● **Task details**: Repeat each entry exactly, but do not carry over the pictures.

● **Exercise input**:
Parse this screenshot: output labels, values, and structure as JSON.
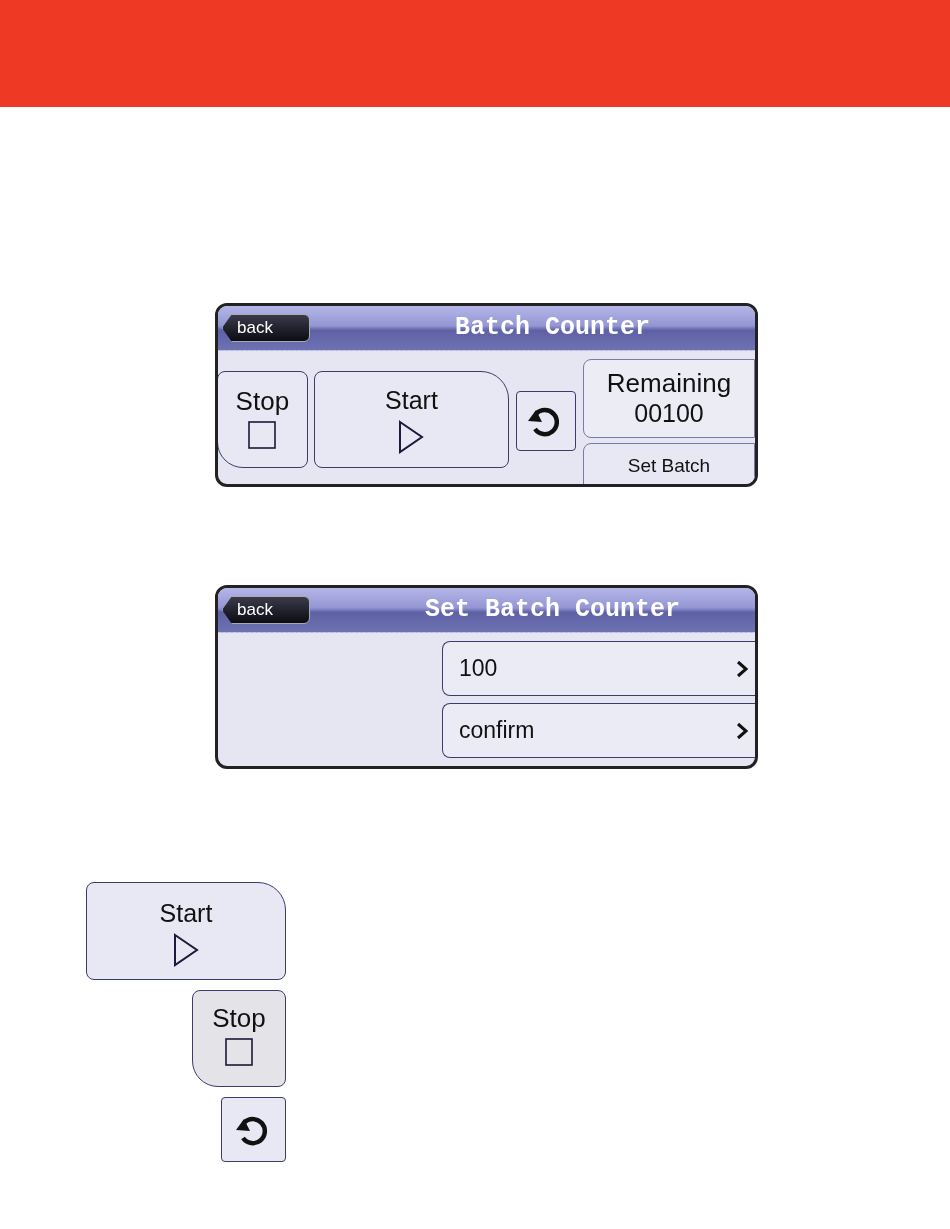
{
  "screens": [
    {
      "kind": "main",
      "back": "back",
      "title": "Batch Counter",
      "stop": "Stop",
      "start": "Start",
      "remaining_label": "Remaining",
      "remaining_value": "00100",
      "set_batch": "Set Batch"
    },
    {
      "kind": "set",
      "back": "back",
      "title": "Set Batch Counter",
      "rows": [
        {
          "label": "100"
        },
        {
          "label": "confirm"
        }
      ]
    }
  ],
  "legend": [
    {
      "kind": "start",
      "label": "Start"
    },
    {
      "kind": "stop",
      "label": "Stop"
    },
    {
      "kind": "reset"
    }
  ]
}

● **Result of this exercise**:
Parse this screenshot: output labels, values, and structure as JSON.
{
  "screens": [
    {
      "kind": "main",
      "back": "back",
      "title": "Batch Counter",
      "stop": "Stop",
      "start": "Start",
      "remaining_label": "Remaining",
      "remaining_value": "00100",
      "set_batch": "Set Batch"
    },
    {
      "kind": "set",
      "back": "back",
      "title": "Set Batch Counter",
      "rows": [
        {
          "label": "100"
        },
        {
          "label": "confirm"
        }
      ]
    }
  ],
  "legend": [
    {
      "kind": "start",
      "label": "Start"
    },
    {
      "kind": "stop",
      "label": "Stop"
    },
    {
      "kind": "reset"
    }
  ]
}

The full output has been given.